In November, a jury found the pair guilty of cruelty to a child under 16, holding him in servitude and assisting unlawful immigration. Inuk was brought to the UK in 1989 at the age of 14 by the Edets, who told immigration officials that he was their son. Inuk believed he would be paid for his work and receive an education, but instead he cared for their sons and cooked, cleaned and gardened.
Instead of receiving a salary for the work, Inuk was infrequently given pocket money, ate his meals alone and for long periods of time, slept on the hallway floor at the Perivale house where he was held. Inuk had tried to join the army, but was rejected after failing to provide his passport and told Harrow Crown Court that he had not seen the document in over 10 years.
"He was conditioned to the extent that that he did not ask for what he wanted because he expected his request to be refused. He was paid the occasional pocket money of perhaps £10. He claims that that was only at Easter and Christmas and occasionally visitors would give him larger sums," Judge Graham told the Edets as he sentenced them at Harrow Crown Court on 7 December. The court was told Inuk was theoretically owed hundreds of thousands of pounds for his work.
"He most certainly was not paid for the work that he was performing for you," he added. "The most serious aspect of your behaviour towards him was that it went on for an exceptionally long period of time, robbing him of the opportunity of leading a normal life. He suffered as a result of that treatment and has found it difficult to adjust [to] a normal life."
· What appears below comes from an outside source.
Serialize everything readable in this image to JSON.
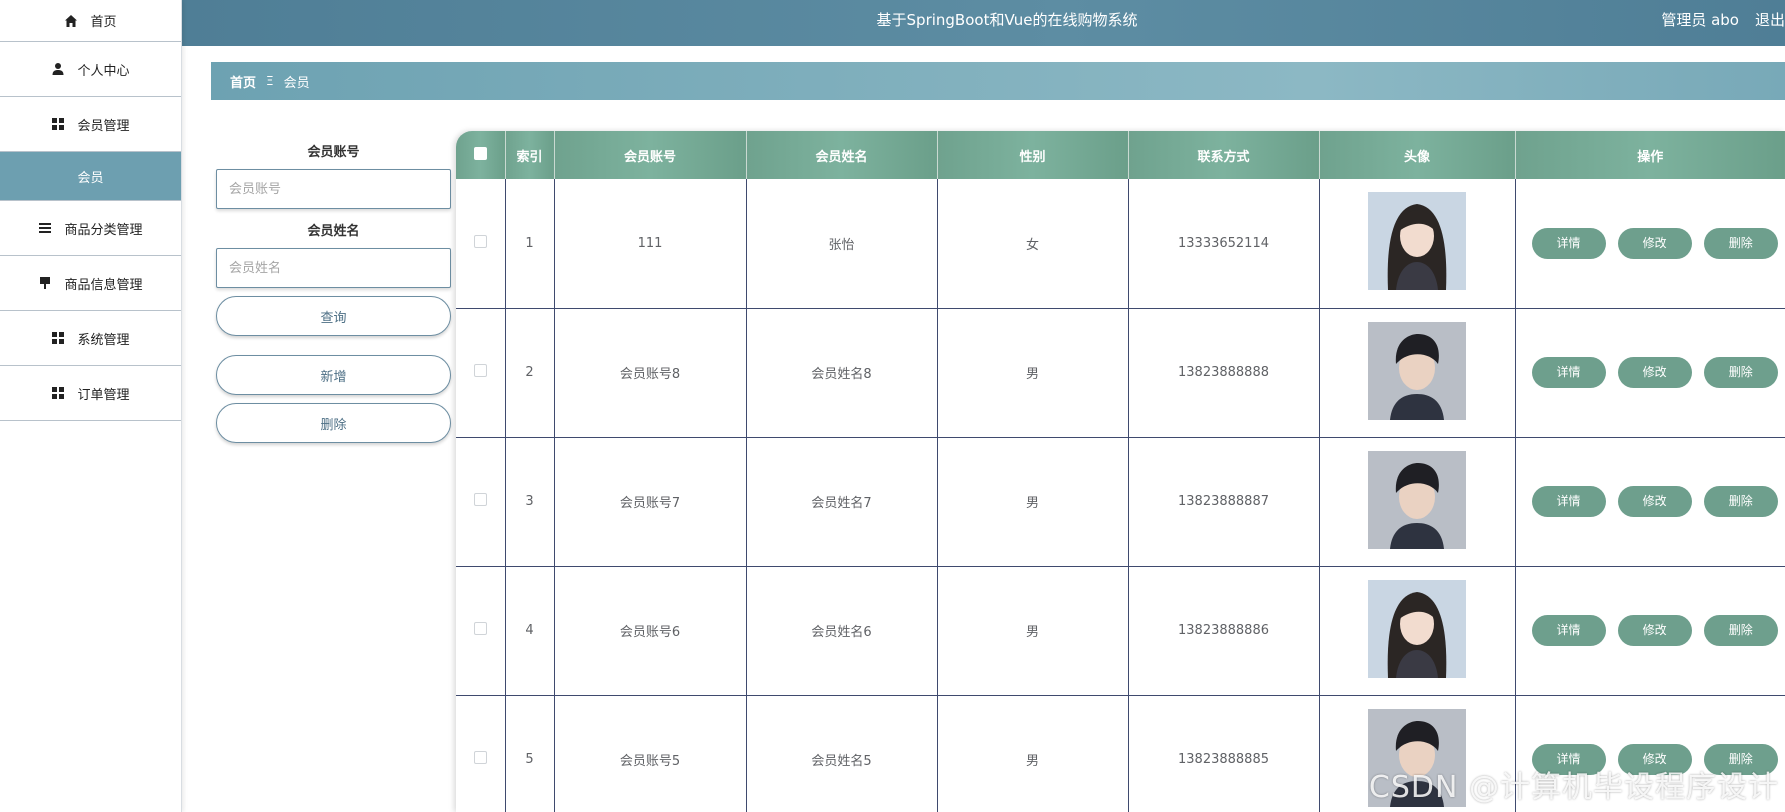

Inuk was able to inform a charity of his situation in 2013 after the Edets visited Nigeria for Christmas and the couple were arrested in March 2014. Emmanuel, 61, and his wife, Antan, 58, have each served 287 days on bail under curfew conditions. Half of that time will be deducted from their sentences.